Problem requirements → Check each line of the entries below for the word "Script", and copy out the ones that have it.
========================================================================
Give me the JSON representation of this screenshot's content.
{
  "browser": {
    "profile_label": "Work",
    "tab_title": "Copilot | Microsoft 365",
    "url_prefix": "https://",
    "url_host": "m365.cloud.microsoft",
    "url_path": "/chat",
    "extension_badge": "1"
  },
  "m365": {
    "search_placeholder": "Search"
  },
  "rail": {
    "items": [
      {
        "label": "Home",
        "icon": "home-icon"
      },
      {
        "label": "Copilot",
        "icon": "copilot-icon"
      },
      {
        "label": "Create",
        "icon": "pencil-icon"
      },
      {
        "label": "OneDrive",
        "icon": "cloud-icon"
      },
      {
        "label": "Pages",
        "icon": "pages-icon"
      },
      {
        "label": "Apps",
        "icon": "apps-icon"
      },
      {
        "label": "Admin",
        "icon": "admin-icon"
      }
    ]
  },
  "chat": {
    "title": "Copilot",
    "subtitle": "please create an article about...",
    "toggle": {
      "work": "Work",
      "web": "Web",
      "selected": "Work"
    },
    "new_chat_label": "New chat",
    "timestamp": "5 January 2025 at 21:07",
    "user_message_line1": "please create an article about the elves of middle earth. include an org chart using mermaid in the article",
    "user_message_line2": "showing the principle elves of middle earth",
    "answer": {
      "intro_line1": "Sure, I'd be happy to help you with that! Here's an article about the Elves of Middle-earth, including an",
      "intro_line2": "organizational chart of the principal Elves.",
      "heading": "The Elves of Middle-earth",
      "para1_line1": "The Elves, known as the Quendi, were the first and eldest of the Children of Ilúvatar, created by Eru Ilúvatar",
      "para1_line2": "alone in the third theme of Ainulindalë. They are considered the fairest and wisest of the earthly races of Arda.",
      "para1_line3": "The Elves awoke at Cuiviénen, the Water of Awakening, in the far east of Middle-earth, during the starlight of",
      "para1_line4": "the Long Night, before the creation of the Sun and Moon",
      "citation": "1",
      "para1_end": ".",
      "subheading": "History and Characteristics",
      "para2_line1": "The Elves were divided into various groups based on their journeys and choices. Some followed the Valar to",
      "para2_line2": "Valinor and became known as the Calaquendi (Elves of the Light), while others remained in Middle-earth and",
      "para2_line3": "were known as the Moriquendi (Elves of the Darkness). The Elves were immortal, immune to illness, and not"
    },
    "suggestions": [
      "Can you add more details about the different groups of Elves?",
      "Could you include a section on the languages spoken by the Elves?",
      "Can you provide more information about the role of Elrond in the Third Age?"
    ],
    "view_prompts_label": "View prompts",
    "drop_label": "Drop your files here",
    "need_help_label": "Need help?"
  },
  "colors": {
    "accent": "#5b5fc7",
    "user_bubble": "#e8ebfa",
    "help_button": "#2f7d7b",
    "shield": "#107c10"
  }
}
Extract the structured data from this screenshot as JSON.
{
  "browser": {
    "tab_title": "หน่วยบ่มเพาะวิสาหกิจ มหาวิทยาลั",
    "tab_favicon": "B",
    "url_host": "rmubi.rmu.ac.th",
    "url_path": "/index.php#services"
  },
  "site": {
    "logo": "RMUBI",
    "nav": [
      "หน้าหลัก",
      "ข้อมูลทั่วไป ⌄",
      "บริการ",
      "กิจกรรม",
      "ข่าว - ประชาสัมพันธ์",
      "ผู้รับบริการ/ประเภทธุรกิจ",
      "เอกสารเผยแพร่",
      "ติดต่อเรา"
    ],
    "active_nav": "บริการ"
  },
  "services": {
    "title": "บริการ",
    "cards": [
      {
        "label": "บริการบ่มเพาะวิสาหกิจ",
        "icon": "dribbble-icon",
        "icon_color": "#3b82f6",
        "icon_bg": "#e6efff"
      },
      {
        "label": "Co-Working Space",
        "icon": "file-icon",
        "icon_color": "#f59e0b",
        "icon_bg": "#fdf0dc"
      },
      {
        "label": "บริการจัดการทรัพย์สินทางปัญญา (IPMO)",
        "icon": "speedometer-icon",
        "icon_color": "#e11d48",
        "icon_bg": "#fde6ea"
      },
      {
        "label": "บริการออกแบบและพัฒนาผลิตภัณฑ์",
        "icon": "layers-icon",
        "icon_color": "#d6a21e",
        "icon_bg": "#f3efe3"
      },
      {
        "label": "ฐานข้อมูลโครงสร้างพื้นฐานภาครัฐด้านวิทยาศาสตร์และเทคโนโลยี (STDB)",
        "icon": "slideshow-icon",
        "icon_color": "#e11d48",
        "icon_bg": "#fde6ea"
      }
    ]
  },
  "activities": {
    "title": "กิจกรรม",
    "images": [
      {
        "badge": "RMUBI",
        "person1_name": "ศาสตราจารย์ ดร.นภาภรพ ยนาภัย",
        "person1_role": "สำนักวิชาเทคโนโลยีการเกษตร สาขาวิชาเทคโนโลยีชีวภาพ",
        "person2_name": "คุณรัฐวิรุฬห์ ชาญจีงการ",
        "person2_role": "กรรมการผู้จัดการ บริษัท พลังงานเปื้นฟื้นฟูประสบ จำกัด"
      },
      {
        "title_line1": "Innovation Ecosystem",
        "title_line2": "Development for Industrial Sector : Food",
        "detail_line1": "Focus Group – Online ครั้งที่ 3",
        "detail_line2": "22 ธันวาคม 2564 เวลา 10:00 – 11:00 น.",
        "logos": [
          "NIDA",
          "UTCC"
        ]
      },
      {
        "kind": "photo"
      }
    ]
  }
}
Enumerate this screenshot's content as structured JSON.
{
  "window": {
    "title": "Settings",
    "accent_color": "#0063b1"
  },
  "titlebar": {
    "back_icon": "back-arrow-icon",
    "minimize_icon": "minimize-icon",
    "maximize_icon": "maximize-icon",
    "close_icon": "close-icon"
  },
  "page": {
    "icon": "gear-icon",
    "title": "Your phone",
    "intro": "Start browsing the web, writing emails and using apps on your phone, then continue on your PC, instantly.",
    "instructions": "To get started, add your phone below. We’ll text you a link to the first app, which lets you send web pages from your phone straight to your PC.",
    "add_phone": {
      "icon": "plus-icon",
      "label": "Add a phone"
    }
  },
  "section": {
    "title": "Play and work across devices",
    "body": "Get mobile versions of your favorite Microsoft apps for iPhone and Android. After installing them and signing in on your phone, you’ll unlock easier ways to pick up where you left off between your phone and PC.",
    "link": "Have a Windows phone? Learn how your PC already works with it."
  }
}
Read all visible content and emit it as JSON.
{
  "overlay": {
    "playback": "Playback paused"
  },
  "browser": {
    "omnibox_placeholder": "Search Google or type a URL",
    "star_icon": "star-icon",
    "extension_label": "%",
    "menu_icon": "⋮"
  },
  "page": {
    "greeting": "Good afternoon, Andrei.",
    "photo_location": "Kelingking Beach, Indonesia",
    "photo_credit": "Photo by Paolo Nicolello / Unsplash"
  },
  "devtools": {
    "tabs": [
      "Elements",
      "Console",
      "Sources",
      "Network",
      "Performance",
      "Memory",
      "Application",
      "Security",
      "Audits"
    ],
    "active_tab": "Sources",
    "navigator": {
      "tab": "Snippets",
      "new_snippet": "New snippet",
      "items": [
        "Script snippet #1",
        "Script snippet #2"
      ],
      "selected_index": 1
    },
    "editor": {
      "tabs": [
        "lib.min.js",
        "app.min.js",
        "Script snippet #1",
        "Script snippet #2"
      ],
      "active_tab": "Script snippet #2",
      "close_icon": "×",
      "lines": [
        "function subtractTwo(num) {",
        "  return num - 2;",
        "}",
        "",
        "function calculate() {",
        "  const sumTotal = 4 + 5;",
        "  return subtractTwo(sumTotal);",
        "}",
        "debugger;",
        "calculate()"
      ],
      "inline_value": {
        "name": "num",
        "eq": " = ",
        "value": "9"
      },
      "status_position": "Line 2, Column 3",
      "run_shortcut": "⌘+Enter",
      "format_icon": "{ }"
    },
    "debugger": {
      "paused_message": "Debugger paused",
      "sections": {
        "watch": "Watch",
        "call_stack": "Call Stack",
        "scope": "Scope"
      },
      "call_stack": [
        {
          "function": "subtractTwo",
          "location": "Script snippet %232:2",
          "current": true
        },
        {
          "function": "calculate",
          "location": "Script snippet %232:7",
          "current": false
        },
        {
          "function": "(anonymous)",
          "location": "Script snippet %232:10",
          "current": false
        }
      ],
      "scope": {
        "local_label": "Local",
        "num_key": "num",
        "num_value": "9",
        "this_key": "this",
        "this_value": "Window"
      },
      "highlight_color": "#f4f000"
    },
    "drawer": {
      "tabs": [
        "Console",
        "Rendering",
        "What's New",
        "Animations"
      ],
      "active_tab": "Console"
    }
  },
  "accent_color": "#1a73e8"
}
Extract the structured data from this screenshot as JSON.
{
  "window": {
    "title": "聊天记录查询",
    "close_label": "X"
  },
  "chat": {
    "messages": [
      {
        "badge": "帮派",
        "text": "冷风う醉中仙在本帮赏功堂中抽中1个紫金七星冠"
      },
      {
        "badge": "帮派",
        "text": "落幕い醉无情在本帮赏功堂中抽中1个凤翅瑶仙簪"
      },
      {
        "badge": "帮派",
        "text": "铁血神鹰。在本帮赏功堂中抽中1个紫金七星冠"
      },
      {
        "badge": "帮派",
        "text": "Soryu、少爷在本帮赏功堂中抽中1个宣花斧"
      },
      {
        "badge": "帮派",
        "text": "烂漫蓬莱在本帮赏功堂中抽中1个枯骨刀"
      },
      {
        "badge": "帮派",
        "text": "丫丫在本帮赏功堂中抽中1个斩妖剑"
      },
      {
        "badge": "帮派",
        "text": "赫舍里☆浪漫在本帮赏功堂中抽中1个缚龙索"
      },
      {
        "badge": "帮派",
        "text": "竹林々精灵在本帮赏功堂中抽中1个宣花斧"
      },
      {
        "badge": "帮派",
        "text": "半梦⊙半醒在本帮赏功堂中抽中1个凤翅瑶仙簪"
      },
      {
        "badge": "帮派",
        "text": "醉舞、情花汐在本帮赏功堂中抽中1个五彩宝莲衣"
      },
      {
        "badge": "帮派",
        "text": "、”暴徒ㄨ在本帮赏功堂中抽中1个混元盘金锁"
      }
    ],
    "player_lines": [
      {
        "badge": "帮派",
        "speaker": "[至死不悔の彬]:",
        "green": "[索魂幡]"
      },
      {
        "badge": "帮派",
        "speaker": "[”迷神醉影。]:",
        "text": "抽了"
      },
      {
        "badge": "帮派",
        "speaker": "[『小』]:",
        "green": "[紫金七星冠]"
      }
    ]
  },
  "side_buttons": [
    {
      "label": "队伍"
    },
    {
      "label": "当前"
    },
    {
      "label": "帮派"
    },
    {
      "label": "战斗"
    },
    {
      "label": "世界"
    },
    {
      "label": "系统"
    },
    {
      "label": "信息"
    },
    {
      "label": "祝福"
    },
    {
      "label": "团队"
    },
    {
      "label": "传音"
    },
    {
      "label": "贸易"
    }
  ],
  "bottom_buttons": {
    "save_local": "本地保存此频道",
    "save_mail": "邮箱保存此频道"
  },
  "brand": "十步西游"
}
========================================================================
Answer for the task →
        "Script snippet #1",
        "Script snippet #2"
        "Script snippet #1",
        "Script snippet #2"
      "active_tab": "Script snippet #2",
          "location": "Script snippet %232:2",
          "location": "Script snippet %232:7",
          "location": "Script snippet %232:10",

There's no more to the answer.